There are a number of different data types that you can use in your data specification, such as:
- controlled value: is a data type whose members consist of selections of values from a list of values. These values can be recorded in your data dictionary. Controlled values are one of the preferred data types for ensuring quality data;
- measured value: is a data type whose members consist of measurements. Measured values are one of the preferred data types for ensuring quality data;
- date: is a data type whose members are day-in-month-in-year values. EXAMPLE 2008-02-21 (February 21, 2008) is the ISO 8601 date format (YYYY-MM-DD). Dates are one of the preferred data types for ensuring quality data;
- string: is a data type whose members are finite sequences of characters and which are independent of language. Not recommended, as this data type is difficult to control. String fields can be used sparingly where your MDM system allows “representation” to control values;

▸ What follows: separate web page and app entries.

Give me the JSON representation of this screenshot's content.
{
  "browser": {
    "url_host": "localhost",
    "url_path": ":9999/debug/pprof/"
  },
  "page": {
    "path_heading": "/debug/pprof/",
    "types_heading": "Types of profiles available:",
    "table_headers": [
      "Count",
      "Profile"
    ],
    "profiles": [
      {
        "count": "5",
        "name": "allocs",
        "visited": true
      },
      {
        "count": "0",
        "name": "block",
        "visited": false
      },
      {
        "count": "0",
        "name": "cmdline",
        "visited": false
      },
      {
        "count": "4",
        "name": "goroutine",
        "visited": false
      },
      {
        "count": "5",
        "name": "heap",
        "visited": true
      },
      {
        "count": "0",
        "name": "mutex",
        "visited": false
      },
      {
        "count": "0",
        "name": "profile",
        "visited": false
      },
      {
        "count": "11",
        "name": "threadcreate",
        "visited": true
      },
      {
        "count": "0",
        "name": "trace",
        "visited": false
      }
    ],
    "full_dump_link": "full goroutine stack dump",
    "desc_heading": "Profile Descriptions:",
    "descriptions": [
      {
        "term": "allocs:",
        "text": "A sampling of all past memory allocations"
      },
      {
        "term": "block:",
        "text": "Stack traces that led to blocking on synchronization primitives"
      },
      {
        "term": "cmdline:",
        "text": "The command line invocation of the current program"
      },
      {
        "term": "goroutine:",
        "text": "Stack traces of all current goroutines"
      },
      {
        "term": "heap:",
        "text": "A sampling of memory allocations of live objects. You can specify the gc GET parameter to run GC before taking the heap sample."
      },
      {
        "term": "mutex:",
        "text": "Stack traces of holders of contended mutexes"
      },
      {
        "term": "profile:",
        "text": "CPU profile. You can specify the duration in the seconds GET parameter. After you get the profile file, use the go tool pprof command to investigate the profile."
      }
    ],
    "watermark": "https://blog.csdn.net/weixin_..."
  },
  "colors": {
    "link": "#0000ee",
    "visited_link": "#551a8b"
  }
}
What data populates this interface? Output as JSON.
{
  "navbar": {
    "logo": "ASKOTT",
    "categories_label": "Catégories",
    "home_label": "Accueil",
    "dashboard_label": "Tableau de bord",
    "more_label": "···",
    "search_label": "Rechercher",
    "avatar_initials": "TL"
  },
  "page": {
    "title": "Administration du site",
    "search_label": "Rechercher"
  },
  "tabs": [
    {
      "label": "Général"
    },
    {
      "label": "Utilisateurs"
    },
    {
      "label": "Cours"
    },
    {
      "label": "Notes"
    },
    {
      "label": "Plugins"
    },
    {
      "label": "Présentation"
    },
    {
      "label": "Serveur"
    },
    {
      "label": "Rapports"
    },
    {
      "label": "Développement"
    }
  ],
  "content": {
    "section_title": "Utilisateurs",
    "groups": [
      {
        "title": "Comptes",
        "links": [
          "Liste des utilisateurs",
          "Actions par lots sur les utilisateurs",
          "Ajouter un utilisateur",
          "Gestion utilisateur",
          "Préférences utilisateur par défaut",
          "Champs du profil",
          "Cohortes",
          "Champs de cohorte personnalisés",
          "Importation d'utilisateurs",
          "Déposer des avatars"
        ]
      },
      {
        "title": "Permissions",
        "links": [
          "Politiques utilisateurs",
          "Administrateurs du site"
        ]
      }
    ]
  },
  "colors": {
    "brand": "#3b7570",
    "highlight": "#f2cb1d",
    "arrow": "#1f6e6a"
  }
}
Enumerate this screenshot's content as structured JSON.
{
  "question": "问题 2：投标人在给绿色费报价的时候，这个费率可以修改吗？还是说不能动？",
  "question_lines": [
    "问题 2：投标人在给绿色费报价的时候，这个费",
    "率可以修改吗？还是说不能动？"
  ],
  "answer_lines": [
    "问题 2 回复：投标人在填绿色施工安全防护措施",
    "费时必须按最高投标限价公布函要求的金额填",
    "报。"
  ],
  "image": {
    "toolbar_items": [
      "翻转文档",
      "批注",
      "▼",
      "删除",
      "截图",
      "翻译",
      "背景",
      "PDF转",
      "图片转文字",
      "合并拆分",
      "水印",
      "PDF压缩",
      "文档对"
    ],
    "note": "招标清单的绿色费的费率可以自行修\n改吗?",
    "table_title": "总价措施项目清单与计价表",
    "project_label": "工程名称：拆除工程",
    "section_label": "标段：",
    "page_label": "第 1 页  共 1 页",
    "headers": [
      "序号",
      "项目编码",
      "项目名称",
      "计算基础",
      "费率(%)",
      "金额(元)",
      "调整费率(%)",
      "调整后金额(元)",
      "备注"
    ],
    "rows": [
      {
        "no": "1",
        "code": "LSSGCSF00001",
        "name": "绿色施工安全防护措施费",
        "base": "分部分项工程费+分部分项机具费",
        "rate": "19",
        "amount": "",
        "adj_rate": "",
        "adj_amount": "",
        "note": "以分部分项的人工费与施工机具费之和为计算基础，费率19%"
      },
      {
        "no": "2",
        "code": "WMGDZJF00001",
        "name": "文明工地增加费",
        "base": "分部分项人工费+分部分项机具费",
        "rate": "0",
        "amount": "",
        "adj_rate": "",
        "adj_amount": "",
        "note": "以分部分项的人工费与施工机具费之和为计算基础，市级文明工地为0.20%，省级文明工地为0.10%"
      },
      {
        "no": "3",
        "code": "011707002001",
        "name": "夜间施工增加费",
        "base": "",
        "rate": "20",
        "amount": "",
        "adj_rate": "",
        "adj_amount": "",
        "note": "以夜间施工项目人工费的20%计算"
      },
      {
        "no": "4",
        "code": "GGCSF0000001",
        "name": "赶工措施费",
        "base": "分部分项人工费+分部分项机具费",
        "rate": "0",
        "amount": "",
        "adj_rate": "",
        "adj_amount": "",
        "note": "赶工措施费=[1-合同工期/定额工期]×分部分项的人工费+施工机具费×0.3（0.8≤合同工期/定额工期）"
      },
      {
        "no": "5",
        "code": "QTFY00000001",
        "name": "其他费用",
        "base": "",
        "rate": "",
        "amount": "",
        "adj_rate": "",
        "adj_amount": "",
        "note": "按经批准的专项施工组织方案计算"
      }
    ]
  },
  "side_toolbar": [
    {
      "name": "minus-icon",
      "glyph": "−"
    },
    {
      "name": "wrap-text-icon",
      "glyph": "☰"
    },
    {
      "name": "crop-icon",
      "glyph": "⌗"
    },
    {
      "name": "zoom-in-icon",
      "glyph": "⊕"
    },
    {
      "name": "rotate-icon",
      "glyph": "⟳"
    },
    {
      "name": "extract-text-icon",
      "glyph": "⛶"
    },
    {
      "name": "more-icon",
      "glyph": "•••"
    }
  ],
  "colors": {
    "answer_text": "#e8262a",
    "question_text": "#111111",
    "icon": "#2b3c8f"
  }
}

- boolean: is a data type whose members are the values true and false. Not recommended, as searching or reporting on a value of true or false is of limited value.
In the figure below, you will see an example of an item of production as a specific concept, using mostly specific property names, and mostly list values. Please compare this figure to a similar concept in your system and see if using data specifications with defined data types would help you manage and improve the quality of your master data.
To sum up the first three parts this series, in order to improve the quality of your data:
- you shall use a data dictionary with an international registration data identifier (IRDI) for each data dictionary entry;
- your data specifications shall reference a data dictionary.
- your data specifications shall have appropriate data types with which to control the values.
About the author
Chief Executive MRO Insyte
Peter Eales is a subject matter expert on MRO (maintenance, repair, and operations) material management and industrial data quality. Peter is an experienced consultant, trainer, writer, and speaker on these subjects. Peter is recognised by BSI and ISO as an expert in the subject of industrial data. Peter is a member ISO/TC 184/SC 4/WG 13, the ISO standards development committee that develops standards for industrial data and industrial interfaces, ISO 8000, ISO 29002, and ISO 22745, and is also a committee member of ISO/TC 184/WG 6 that is developing the standard for Oil and Gas Interoperability, ISO 18101.
Peter has previously held positions as the global technical authority for materials management at a global EPC, and as the global subject matter expert for master data at a major oil and gas owner/operator. Peter is currently chief executive of MRO Insyte, and chairman of KOIOS Master Data.
ECCMA is a membership organization and is the project leader for ISO 22745 and ISO 8000 KOIOS Master Data is a world leading cloud MDM solution enabling ISO 8000 compliant data exchange MRO Insyte is an MRO consultancy advising organizations in all aspects of materials management